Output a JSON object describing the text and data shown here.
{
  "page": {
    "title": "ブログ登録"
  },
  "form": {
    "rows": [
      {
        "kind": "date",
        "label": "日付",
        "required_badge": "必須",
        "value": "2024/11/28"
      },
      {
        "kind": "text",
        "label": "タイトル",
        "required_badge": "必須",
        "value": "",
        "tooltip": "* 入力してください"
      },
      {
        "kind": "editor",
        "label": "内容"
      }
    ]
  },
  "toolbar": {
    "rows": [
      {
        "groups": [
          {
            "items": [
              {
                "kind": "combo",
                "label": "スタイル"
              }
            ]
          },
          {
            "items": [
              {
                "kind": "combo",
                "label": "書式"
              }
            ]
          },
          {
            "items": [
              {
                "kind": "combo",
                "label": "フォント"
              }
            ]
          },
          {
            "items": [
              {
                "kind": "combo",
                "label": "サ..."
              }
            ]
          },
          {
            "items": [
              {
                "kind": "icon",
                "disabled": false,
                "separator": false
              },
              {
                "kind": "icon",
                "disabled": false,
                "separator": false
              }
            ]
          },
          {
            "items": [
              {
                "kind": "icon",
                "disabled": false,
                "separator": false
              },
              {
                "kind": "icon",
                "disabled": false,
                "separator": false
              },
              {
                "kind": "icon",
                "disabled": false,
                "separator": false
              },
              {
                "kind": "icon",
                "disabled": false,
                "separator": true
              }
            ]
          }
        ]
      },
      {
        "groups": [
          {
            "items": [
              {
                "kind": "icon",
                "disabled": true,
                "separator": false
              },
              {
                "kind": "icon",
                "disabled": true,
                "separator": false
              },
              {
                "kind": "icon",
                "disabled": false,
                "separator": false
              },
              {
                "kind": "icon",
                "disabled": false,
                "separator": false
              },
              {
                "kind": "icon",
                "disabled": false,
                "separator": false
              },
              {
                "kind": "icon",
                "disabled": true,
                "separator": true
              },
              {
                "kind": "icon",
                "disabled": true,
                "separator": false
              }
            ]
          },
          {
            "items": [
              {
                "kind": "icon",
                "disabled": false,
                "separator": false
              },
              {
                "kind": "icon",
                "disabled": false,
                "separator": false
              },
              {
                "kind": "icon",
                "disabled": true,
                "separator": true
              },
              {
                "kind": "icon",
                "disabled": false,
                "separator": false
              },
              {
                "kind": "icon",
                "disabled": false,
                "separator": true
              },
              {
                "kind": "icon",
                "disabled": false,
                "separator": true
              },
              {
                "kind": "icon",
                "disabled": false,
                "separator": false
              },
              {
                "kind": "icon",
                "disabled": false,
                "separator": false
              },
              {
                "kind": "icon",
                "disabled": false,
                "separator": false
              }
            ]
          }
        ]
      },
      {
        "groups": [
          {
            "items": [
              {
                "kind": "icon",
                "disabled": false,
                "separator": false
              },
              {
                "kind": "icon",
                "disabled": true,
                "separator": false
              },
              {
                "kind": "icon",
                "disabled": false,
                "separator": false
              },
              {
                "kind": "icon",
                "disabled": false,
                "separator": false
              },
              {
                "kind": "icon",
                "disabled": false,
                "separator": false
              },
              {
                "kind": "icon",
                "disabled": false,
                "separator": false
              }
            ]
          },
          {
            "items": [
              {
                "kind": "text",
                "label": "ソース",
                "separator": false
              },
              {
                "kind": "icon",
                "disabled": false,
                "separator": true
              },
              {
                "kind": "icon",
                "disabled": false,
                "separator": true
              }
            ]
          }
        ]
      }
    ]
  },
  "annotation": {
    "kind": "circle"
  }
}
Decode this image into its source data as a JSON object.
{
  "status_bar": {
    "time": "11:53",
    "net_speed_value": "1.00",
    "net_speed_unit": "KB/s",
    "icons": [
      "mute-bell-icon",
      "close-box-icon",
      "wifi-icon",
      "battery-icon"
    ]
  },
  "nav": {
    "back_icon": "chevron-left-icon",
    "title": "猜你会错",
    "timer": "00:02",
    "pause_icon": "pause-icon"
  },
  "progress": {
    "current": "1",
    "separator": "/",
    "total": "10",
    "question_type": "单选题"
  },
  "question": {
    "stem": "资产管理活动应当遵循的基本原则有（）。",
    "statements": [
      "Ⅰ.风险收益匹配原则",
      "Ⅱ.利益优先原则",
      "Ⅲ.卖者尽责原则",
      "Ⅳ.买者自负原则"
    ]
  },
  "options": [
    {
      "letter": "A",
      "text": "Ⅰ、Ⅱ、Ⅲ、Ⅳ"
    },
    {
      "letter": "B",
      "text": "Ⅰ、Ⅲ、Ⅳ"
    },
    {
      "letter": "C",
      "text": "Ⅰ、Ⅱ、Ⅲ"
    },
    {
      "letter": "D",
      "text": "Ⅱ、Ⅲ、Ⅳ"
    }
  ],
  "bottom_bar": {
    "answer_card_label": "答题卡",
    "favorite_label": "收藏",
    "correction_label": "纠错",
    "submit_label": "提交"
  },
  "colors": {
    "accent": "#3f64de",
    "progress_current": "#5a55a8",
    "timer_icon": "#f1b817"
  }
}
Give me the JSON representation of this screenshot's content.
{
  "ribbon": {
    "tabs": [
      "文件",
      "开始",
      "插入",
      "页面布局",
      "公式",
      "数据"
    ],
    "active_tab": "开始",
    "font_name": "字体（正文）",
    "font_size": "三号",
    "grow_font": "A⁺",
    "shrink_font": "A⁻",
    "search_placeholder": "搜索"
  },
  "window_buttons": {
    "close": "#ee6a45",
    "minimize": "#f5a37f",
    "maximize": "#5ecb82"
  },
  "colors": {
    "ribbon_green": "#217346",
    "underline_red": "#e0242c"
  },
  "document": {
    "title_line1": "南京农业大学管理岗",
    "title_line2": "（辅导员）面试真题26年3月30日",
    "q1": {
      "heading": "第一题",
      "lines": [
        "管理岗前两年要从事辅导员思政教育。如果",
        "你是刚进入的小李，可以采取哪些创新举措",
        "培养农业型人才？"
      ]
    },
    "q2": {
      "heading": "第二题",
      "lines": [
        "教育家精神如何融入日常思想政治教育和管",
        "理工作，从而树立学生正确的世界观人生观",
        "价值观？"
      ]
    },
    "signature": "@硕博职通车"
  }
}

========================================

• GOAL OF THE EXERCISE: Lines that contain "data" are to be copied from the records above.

• FINAL ANSWER:
Output a JSON object describing the text and data shown here.
Decode this image into its source data as a JSON object.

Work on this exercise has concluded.